Volume II-5
ISPRS Ann. Photogramm. Remote Sens. Spatial Inf. Sci., II-5, 167-172, 2014
https://doi.org/10.5194/isprsannals-II-5-167-2014
© Author(s) 2014. This work is distributed under
the Creative Commons Attribution 3.0 License.
ISPRS Ann. Photogramm. Remote Sens. Spatial Inf. Sci., II-5, 167-172, 2014
https://doi.org/10.5194/isprsannals-II-5-167-2014
© Author(s) 2014. This work is distributed under
the Creative Commons Attribution 3.0 License.

  28 May 2014

28 May 2014

Automatic Label Completion for Test Field Calibration

J. Hieronymus J. Hieronymus
  • Humboldt-Universität zu Berlin, Department of Computer Science, Computer Vision, Unter den Linden 6, 10099 Berlin, Germany

Keywords: Targets Identification Automation, Geometric Camera Calibration, Distortion, Image Processing

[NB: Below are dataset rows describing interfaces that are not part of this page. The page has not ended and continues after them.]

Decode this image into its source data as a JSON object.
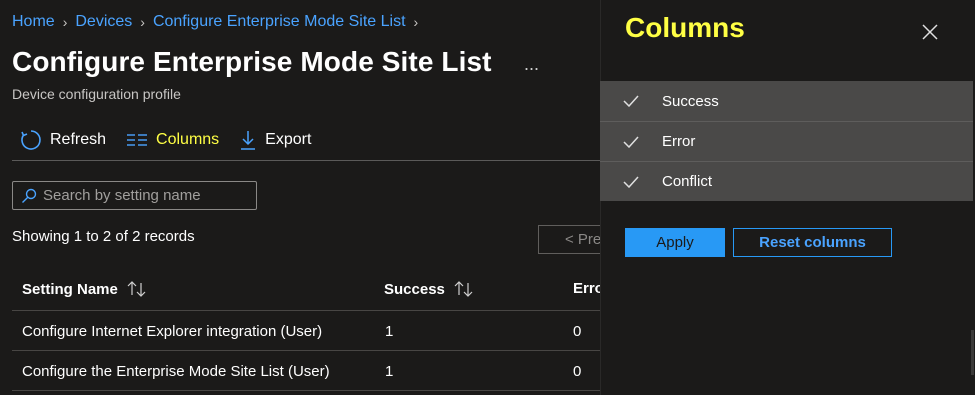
{
  "breadcrumb": {
    "items": [
      "Home",
      "Devices",
      "Configure Enterprise Mode Site List"
    ]
  },
  "page": {
    "title": "Configure Enterprise Mode Site List",
    "more_label": "...",
    "subtitle": "Device configuration profile"
  },
  "toolbar": {
    "refresh_label": "Refresh",
    "columns_label": "Columns",
    "export_label": "Export"
  },
  "search": {
    "placeholder": "Search by setting name"
  },
  "records": {
    "text": "Showing 1 to 2 of 2 records",
    "prev_label": "< Pre"
  },
  "table": {
    "headers": [
      "Setting Name",
      "Success",
      "Erro"
    ],
    "rows": [
      [
        "Configure Internet Explorer integration (User)",
        "1",
        "0"
      ],
      [
        "Configure the Enterprise Mode Site List (User)",
        "1",
        "0"
      ]
    ]
  },
  "columns_panel": {
    "title": "Columns",
    "items": [
      "Success",
      "Error",
      "Conflict"
    ],
    "apply_label": "Apply",
    "reset_label": "Reset columns"
  },
  "colors": {
    "accent": "#2899f5",
    "link": "#4aa3ff",
    "highlight": "#ffff44",
    "background": "#1b1a19"
  }
}
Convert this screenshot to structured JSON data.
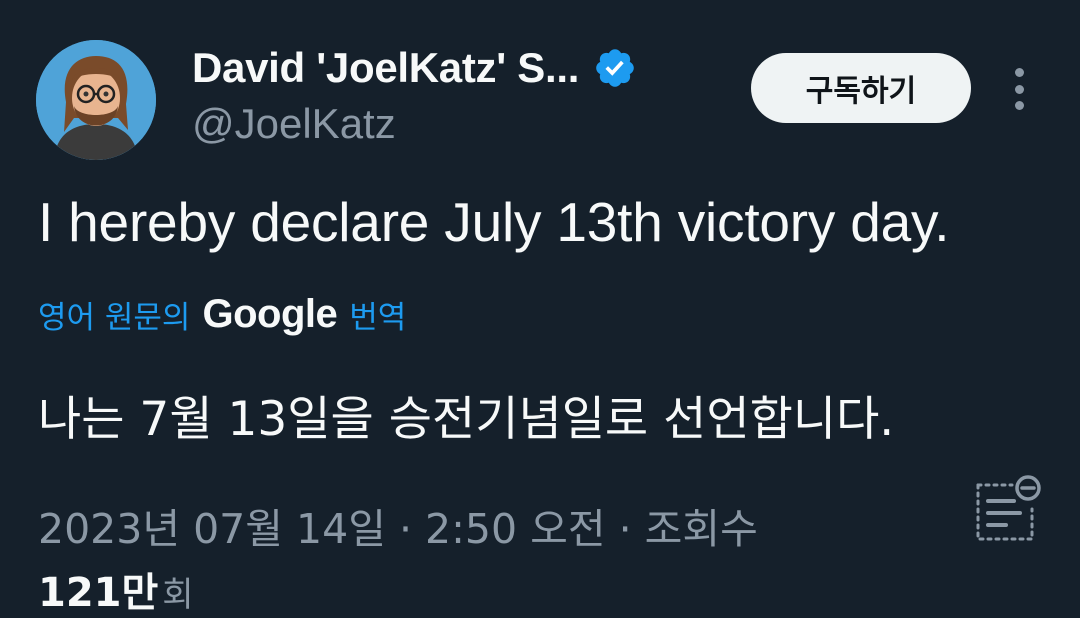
{
  "author": {
    "display_name": "David 'JoelKatz' S...",
    "handle": "@JoelKatz",
    "verified": true
  },
  "actions": {
    "subscribe_label": "구독하기",
    "more_icon": "more-vertical-icon"
  },
  "tweet": {
    "text": "I hereby declare July 13th victory day.",
    "translate_prefix": "영어 원문의",
    "translate_brand": "Google",
    "translate_suffix": "번역",
    "translated_text": "나는 7월 13일을 승전기념일로 선언합니다.",
    "timestamp": "2023년 07월 14일 · 2:50 오전 · 조회수",
    "views_count": "121만",
    "views_label": "회"
  },
  "colors": {
    "background": "#15202b",
    "link": "#1d9bf0",
    "secondary_text": "#8b98a5",
    "button_bg": "#eff3f4"
  }
}
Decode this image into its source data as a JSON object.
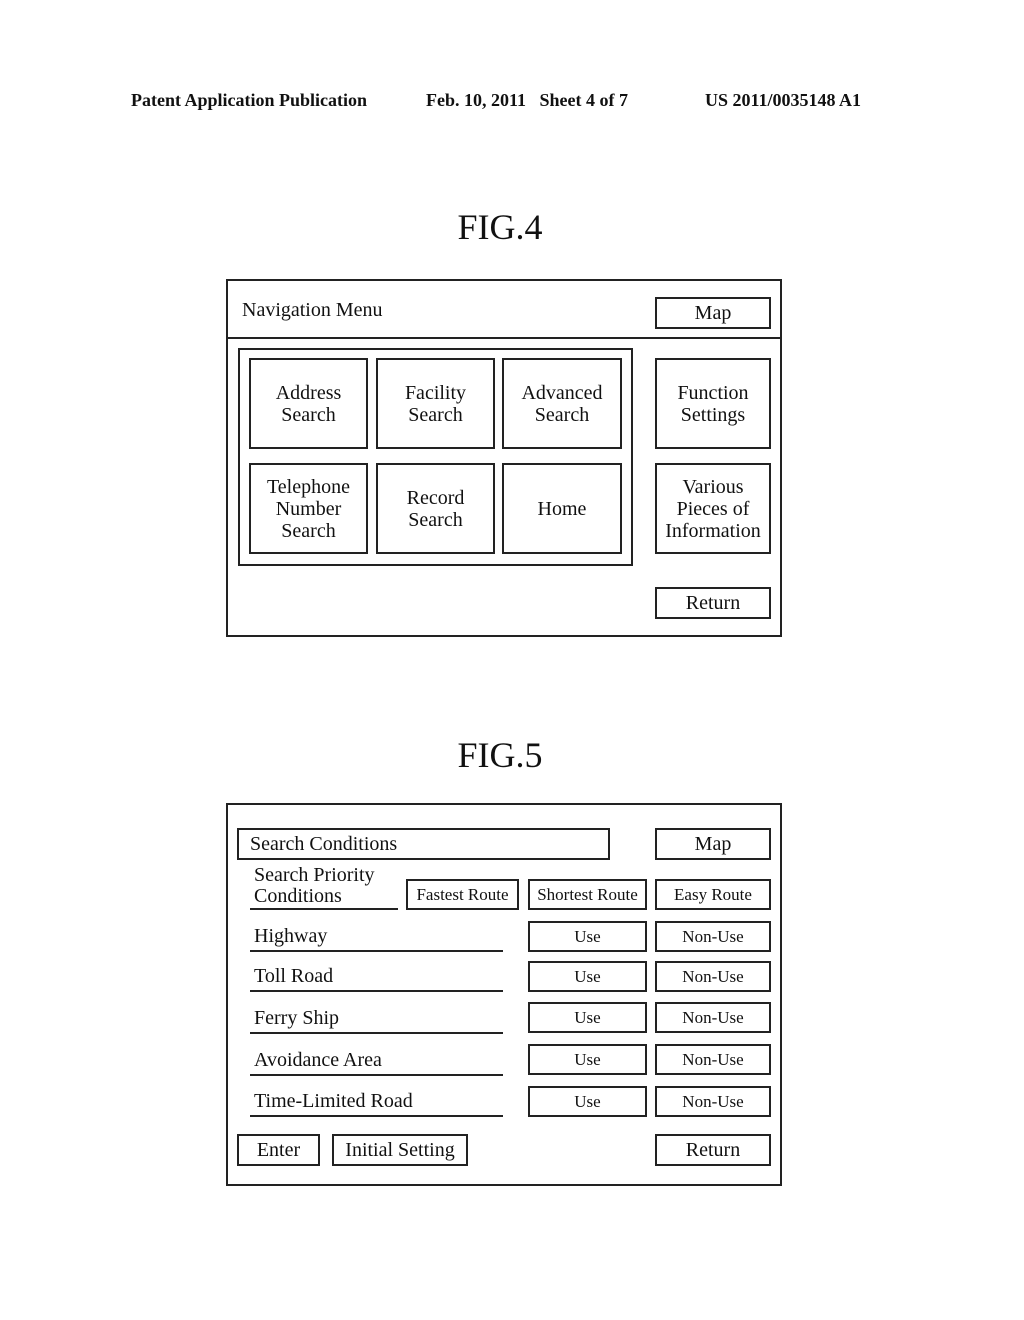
{
  "header": {
    "publication": "Patent Application Publication",
    "date_sheet": "Feb. 10, 2011   Sheet 4 of 7",
    "number": "US 2011/0035148 A1"
  },
  "fig4": {
    "label": "FIG.4",
    "title": "Navigation Menu",
    "map_button": "Map",
    "grid_buttons": [
      {
        "line1": "Address",
        "line2": "Search",
        "line3": ""
      },
      {
        "line1": "Facility",
        "line2": "Search",
        "line3": ""
      },
      {
        "line1": "Advanced",
        "line2": "Search",
        "line3": ""
      },
      {
        "line1": "Telephone",
        "line2": "Number",
        "line3": "Search"
      },
      {
        "line1": "Record",
        "line2": "Search",
        "line3": ""
      },
      {
        "line1": "Home",
        "line2": "",
        "line3": ""
      }
    ],
    "side_buttons": [
      {
        "line1": "Function",
        "line2": "Settings",
        "line3": ""
      },
      {
        "line1": "Various",
        "line2": "Pieces of",
        "line3": "Information"
      }
    ],
    "return_button": "Return"
  },
  "fig5": {
    "label": "FIG.5",
    "title": "Search Conditions",
    "map_button": "Map",
    "priority": {
      "label_line1": "Search Priority",
      "label_line2": "Conditions",
      "options": [
        "Fastest Route",
        "Shortest Route",
        "Easy Route"
      ]
    },
    "rows": [
      {
        "label": "Highway",
        "use": "Use",
        "nonuse": "Non-Use"
      },
      {
        "label": "Toll Road",
        "use": "Use",
        "nonuse": "Non-Use"
      },
      {
        "label": "Ferry Ship",
        "use": "Use",
        "nonuse": "Non-Use"
      },
      {
        "label": "Avoidance Area",
        "use": "Use",
        "nonuse": "Non-Use"
      },
      {
        "label": "Time-Limited Road",
        "use": "Use",
        "nonuse": "Non-Use"
      }
    ],
    "enter_button": "Enter",
    "initial_setting_button": "Initial Setting",
    "return_button": "Return"
  }
}
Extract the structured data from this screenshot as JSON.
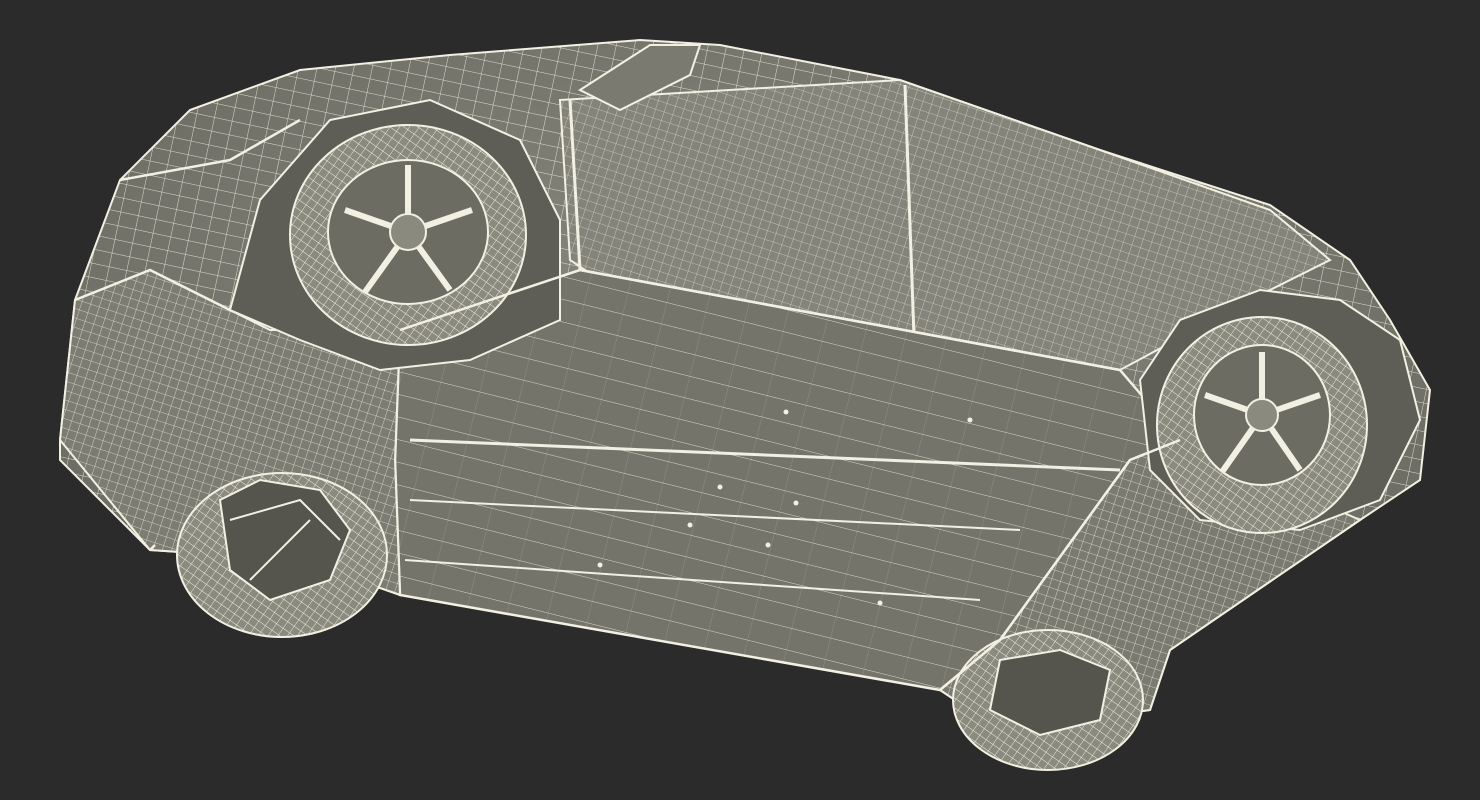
{
  "scene": {
    "subject": "car-underbody-wireframe",
    "background_color": "#2b2b2b",
    "mesh_fill_color": "#7b7b70",
    "mesh_fill_dark": "#5f5f57",
    "mesh_line_color": "#f2f0e2",
    "wheel_fill_color": "#8a8a7e"
  }
}
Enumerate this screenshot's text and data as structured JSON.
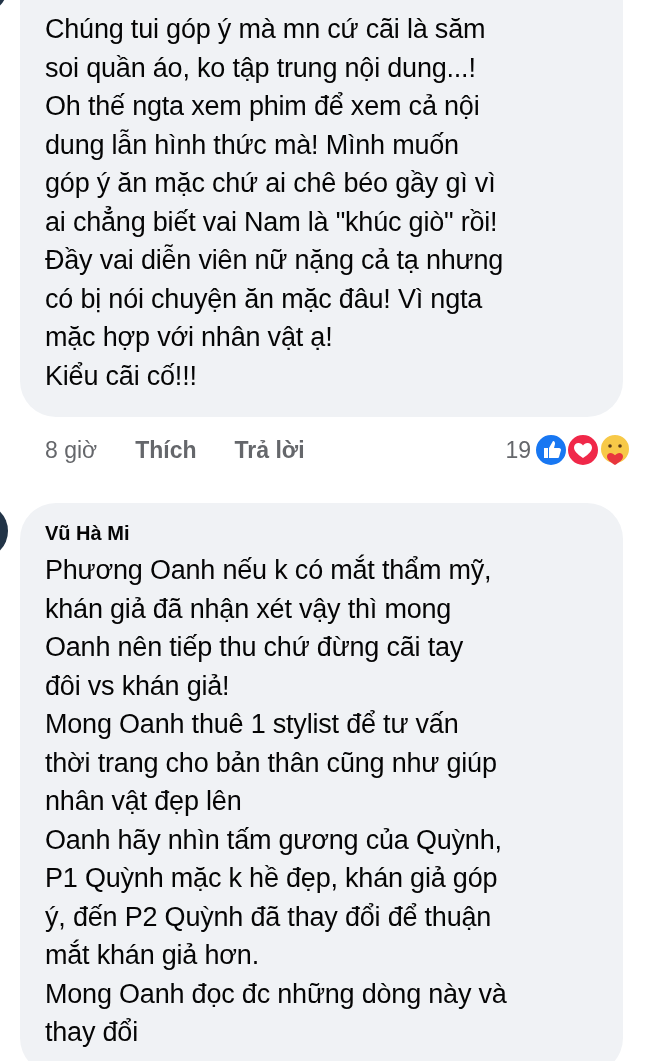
{
  "comments": [
    {
      "lines": [
        "Chúng tui góp ý mà mn cứ cãi là săm",
        "soi quần áo, ko tập trung nội dung...!",
        "Oh thế ngta xem phim để xem cả nội",
        "dung lẫn hình thức mà! Mình muốn",
        "góp ý ăn mặc chứ ai chê béo gầy gì vì",
        "ai chẳng biết vai Nam là \"khúc giò\" rồi!",
        "Đầy vai diễn viên nữ nặng cả tạ nhưng",
        "có bị nói chuyện ăn mặc đâu! Vì ngta",
        "mặc hợp với nhân vật ạ!",
        "Kiểu cãi cố!!!"
      ],
      "time": "8 giờ",
      "actions": [
        "Thích",
        "Trả lời"
      ],
      "reaction_count": "19",
      "reactions": [
        {
          "kind": "like"
        },
        {
          "kind": "love"
        },
        {
          "kind": "care"
        }
      ]
    },
    {
      "author": "Vũ Hà Mi",
      "lines": [
        "Phương Oanh nếu k có mắt thẩm mỹ,",
        "khán giả đã nhận xét vậy thì mong",
        "Oanh nên tiếp thu chứ đừng cãi tay",
        "đôi vs khán giả!",
        "Mong Oanh thuê 1 stylist để tư vấn",
        "thời trang cho bản thân cũng như giúp",
        "nhân vật đẹp lên",
        "Oanh hãy nhìn tấm gương của Quỳnh,",
        "P1 Quỳnh mặc k hề đẹp, khán giả góp",
        "ý, đến P2 Quỳnh đã thay đổi để thuận",
        "mắt khán giả hơn.",
        "Mong Oanh đọc đc những dòng này và",
        "thay đổi"
      ]
    }
  ]
}
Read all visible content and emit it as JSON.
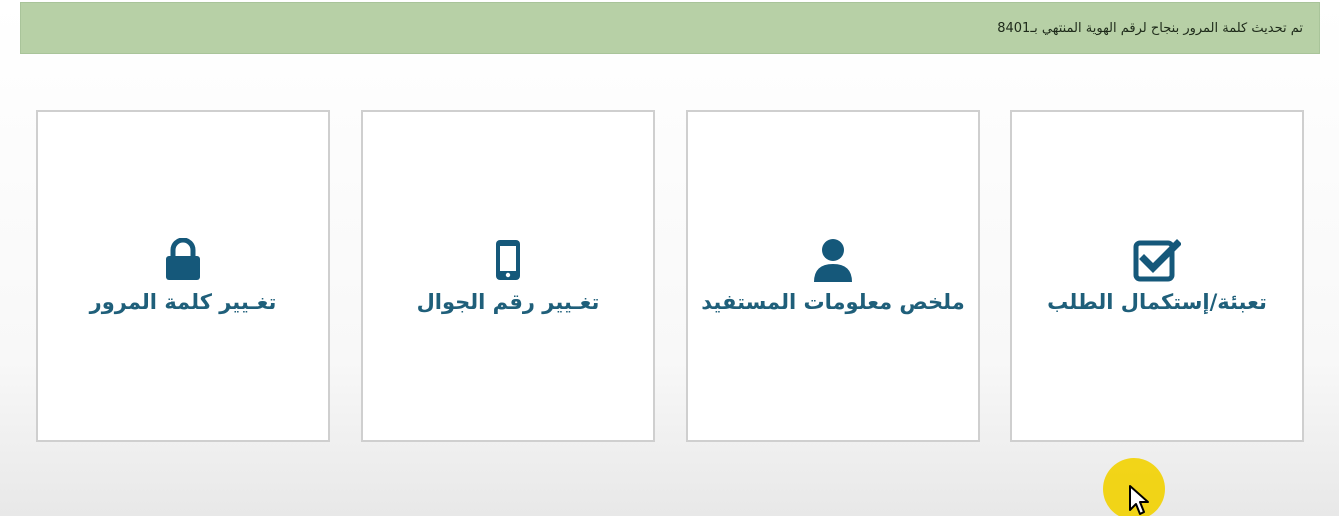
{
  "notification": {
    "message": "تم تحديث كلمة المرور بنجاح لرقم الهوية المنتهي بـ8401"
  },
  "tiles": [
    {
      "label": "تغـيير كلمة المرور",
      "icon": "lock-icon"
    },
    {
      "label": "تغـيير رقم الجوال",
      "icon": "mobile-phone-icon"
    },
    {
      "label": "ملخص معلومات المستفيد",
      "icon": "user-icon"
    },
    {
      "label": "تعبئة/إستكمال الطلب",
      "icon": "checkbox-checked-icon"
    }
  ],
  "colors": {
    "notification_bg": "#b7d0a6",
    "tile_text": "#1f5f7a",
    "icon": "#15587a",
    "tile_border": "#cfcfcf",
    "cursor_highlight": "#f2d200"
  }
}
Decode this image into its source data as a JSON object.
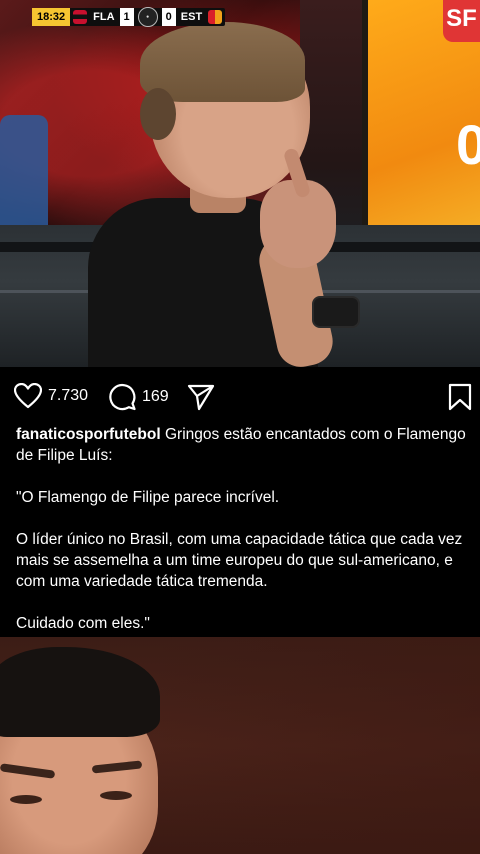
{
  "scorebug": {
    "time": "18:32",
    "home_team": "FLA",
    "home_score": "1",
    "away_score": "0",
    "away_team": "EST"
  },
  "overlay_logo": "SF",
  "screen_digit": "0",
  "actions": {
    "likes": "7.730",
    "comments": "169"
  },
  "post": {
    "username": "fanaticosporfutebol",
    "caption_lead": "Gringos estão encantados com o Flamengo de Filipe Luís:",
    "paragraphs": [
      "\"O Flamengo de Filipe parece incrível.",
      "O líder único no Brasil, com uma capacidade tática que cada vez mais se assemelha a um time europeu do que sul-americano, e com uma variedade tática tremenda.",
      "Cuidado com eles.\""
    ]
  },
  "icons": {
    "like": "heart-icon",
    "comment": "comment-bubble-icon",
    "share": "paper-plane-icon",
    "save": "bookmark-icon"
  },
  "colors": {
    "background": "#000000",
    "text": "#ffffff",
    "score_time_bg": "#f6c531",
    "logo_red": "#e03535"
  }
}
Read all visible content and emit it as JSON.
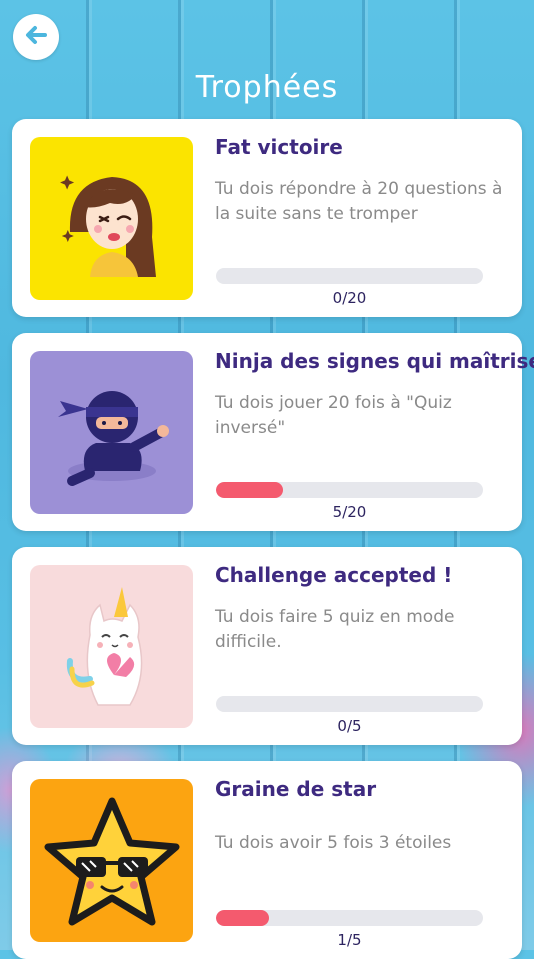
{
  "header": {
    "title": "Trophées",
    "back_icon": "arrow-left-icon"
  },
  "colors": {
    "title_purple": "#3e2a80",
    "progress_fill": "#f45a6e",
    "progress_track": "#e6e7ec"
  },
  "trophies": [
    {
      "title": "Fat victoire",
      "description": "Tu dois répondre à 20 questions à la suite sans te tromper",
      "progress_text": "0/20",
      "progress": 0,
      "image": "girl-laughing-illustration",
      "image_bg": "#fbe400"
    },
    {
      "title": "Ninja des signes qui maîtrise",
      "description": "Tu dois jouer 20 fois à \"Quiz inversé\"",
      "progress_text": "5/20",
      "progress": 0.25,
      "image": "ninja-illustration",
      "image_bg": "#9c90d6"
    },
    {
      "title": "Challenge accepted !",
      "description": "Tu dois faire 5 quiz en mode difficile.",
      "progress_text": "0/5",
      "progress": 0,
      "image": "unicorn-cat-illustration",
      "image_bg": "#f8dbdc"
    },
    {
      "title": "Graine de star",
      "description": "Tu dois avoir 5 fois 3 étoiles",
      "progress_text": "1/5",
      "progress": 0.2,
      "image": "star-sunglasses-illustration",
      "image_bg": "#fca411"
    }
  ]
}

Abstract. For geometric camera calibration using a test field and bundle block adjustment it is crucial to identify markers in images and label them according to a known 3D-model of the test field. The identification and labelling can become challenging, especially when the imaging system incorporates strong unknown distortion. This paper presents an algorithm, that automatically completes the labelling of unlabelled anonymous marker candidates given at least three labelled markers and a labelled 3D-model of the test field. The algorithm can be used for extracting information from images as a pre-processing step for a subsequent bundle block adjustment. It identifies an unlabelled marker candidate by referencing it to two, three or four already labelled neighbours, depending on the geometric relationship between the reference points and the candidate. This is achieved by setting up a local coordinate system, that reflects all projection properties like perspective, focal length and distortion. An unlabelled point is then represented in this local coordinate system. These local coordinates of a point are very similar in the corresponding 3D-model and in the image, which is the key idea of identifying an unlabelled point. In experiments the algorithm proofed to be robust against strong and unknown distortion, as long as the distortion does not change within a small sub-image. Furthermore no preliminary information about the focal length or exterior orientation of the camera with respect to the test field is needed.